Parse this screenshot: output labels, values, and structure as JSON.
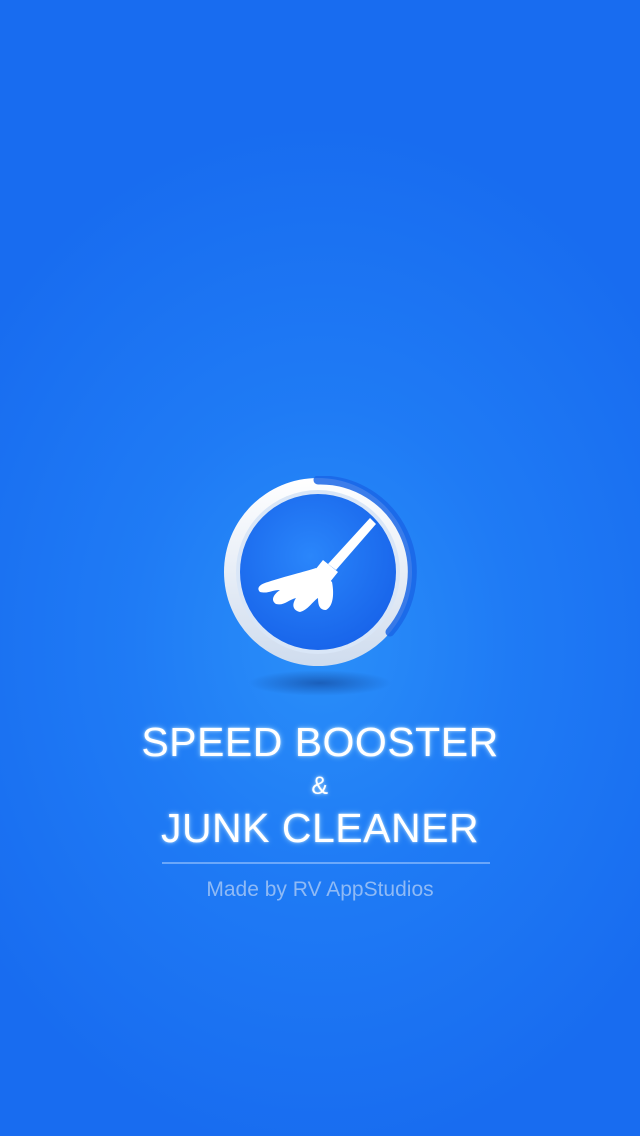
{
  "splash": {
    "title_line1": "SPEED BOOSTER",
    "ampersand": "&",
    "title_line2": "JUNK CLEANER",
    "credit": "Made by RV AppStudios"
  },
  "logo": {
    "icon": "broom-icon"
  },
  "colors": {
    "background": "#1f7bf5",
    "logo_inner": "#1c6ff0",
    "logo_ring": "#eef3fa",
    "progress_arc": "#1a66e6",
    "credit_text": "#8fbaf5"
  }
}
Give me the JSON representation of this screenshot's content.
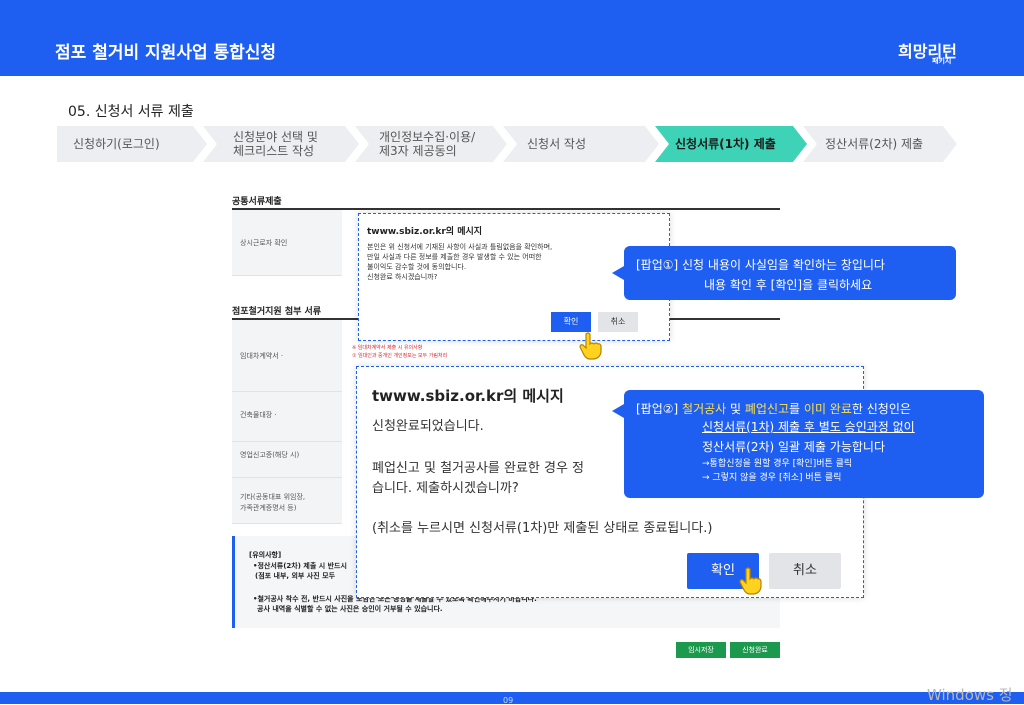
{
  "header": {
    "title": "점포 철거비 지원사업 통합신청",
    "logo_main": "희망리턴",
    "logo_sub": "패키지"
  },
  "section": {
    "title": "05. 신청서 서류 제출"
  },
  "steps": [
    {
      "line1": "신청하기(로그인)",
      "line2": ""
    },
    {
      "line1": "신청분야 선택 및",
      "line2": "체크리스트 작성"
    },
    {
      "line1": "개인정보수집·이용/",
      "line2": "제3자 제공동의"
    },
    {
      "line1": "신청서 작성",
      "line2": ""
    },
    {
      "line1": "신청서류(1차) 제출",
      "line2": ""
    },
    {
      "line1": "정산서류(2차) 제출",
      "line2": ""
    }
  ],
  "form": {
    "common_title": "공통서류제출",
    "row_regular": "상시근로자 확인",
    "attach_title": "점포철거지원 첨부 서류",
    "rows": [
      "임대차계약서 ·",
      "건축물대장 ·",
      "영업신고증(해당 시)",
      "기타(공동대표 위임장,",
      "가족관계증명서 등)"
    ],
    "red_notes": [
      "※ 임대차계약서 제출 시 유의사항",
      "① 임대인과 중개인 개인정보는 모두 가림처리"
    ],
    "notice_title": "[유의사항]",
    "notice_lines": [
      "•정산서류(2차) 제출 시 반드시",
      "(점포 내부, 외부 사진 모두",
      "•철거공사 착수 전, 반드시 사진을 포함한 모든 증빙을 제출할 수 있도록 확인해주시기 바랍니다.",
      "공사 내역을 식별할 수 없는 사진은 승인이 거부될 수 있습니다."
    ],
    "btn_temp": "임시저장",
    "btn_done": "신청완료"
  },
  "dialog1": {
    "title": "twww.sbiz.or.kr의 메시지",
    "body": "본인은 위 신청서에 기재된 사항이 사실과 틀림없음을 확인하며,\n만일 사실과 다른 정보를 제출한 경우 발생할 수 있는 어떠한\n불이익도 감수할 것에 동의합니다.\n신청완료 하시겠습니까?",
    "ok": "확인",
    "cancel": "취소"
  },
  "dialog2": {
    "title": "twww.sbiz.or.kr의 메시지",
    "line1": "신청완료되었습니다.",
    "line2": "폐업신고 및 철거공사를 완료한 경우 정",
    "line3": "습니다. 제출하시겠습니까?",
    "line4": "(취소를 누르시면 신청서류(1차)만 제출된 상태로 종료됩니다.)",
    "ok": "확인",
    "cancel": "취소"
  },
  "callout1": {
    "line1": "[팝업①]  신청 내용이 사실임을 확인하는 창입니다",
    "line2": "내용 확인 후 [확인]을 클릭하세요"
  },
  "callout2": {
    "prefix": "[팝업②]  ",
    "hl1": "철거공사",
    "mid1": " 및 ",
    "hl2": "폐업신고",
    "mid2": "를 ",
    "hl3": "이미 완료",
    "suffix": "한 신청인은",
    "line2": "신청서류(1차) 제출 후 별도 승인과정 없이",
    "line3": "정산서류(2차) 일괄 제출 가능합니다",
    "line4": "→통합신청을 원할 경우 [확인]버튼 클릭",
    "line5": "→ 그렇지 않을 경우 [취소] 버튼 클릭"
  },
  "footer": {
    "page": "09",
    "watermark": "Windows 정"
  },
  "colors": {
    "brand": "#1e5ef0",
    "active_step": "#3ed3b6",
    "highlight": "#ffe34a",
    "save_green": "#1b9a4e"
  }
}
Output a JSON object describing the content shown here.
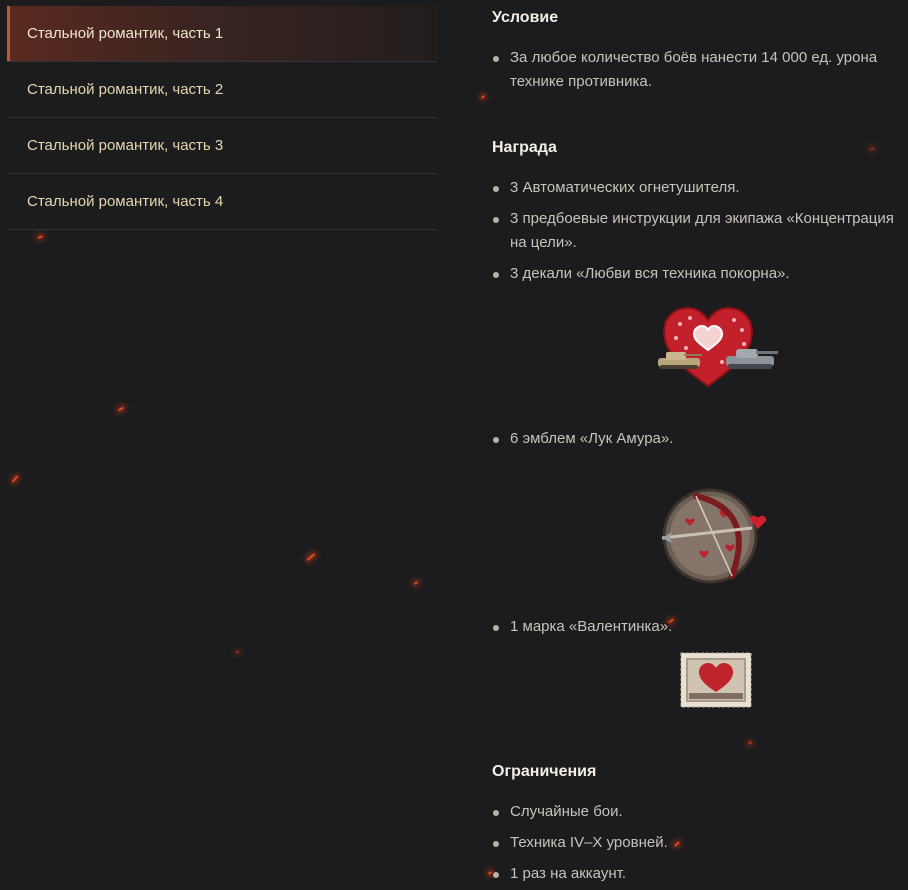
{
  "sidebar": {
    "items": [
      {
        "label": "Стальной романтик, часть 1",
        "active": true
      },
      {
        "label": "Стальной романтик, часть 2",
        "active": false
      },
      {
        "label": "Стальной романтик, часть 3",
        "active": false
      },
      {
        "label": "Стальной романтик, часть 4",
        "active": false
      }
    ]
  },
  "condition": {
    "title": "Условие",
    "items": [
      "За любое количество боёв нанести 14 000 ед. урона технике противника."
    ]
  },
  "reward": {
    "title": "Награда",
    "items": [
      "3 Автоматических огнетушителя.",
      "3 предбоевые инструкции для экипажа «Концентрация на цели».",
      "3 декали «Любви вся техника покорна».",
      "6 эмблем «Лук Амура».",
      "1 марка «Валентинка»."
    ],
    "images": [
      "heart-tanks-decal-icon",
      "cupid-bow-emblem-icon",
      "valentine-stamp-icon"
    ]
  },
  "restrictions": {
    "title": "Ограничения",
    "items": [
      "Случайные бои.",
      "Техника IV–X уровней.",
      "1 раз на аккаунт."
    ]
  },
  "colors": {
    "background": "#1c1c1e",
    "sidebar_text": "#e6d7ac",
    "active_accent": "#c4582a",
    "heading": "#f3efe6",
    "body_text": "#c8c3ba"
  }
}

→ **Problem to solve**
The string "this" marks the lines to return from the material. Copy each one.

→ **Solved problem**
Parse this screenshot: output labels, values, and structure as JSON.
Give me the JSON representation of this screenshot's content.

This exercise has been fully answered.